That work was done by Seattle law firm Perkins Coie, the same law firm that Reardon now wants to hire to examine the county’s sexual harassment investigations.
The county spent about $12,500 for attorney Linda Walton’s investigation. Walton’s practice focuses on labor law, including workplace harassment.
Hiring the lawyer gave the county the option of protecting the results of the Ladiser investigation as confidential attorney-client work product, said Tad Seder, the county’s assistant chief civil deputy prosecutor.
The expectation from the outset, however, was that the case eventually would become public.
“We didn’t know what the results were going to be but we wanted a high level of (public) confidence in the findings,” Seder said.
The Ladiser investigation could have been conducted by the county’s own harassment investigator, but the circumstances weren’t a good fit because the alleged misconduct didn’t target a county worker, Seder said.
Scott North contributed to this report.
Noah Haglund: 425-339-3465, firstname.lastname@example.org.
Here is how Snohomish County handled the termination of former planning director Craig Ladiser:
June 24: While in a drunken stupor at a golf tournament, Ladiser exposes himself to a woman who works as a building industry lobbyist. Ladiser was a guest of the Master Builders Association of King and Snohomish Counties. The group covered his $130 entry fee.
June 29: Ladiser sends the woman an e-mail apologizing for his conduct and promising to resign. Later that day he meets with his boss, county executive director Brian Parry. They discuss Ladiser entering treatment. Ladiser e-mails county planners, saying he is going on leave because of an “unexpected family emergency.”
July 8: The woman Ladiser exposed himself to writes County Executive Aaron Reardon to report what happened on the golf course.

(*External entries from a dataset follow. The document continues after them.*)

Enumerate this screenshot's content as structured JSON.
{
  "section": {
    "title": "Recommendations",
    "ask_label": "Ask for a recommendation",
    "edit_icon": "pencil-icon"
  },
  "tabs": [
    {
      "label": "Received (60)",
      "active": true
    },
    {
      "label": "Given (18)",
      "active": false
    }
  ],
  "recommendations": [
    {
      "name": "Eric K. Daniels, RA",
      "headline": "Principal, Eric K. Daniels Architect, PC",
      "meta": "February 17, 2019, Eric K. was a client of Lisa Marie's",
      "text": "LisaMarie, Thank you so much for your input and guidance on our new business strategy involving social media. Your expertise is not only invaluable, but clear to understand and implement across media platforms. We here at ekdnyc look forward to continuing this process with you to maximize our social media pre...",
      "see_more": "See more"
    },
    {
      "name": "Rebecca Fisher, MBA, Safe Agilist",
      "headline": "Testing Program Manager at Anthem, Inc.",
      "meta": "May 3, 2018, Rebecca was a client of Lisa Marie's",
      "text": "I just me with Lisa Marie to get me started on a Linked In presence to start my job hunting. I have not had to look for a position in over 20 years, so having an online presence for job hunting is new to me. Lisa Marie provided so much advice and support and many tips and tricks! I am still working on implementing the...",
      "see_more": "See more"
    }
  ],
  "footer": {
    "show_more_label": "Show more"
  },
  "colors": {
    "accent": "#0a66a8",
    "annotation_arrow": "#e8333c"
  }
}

July 9: Deputy Executive Mark Soine meets with the woman. County prosecutors hire the Seattle law firm Perkins Coie to conduct an independent investigation. Ladiser is placed on administrative leave.
July 20: Reardon’s spokesman Christopher Schwarzen explains Ladiser’s absence from his job by providing The Herald with Ladiser’s e-mail that said he was addressing a family emergency.
Aug. 19: The investigating attorney submits her report.
Aug. 20: Soine terminates Ladiser’s employment.
Aug. 25: In response to reporters’ questions, county officials acknowledge Ladiser was fired.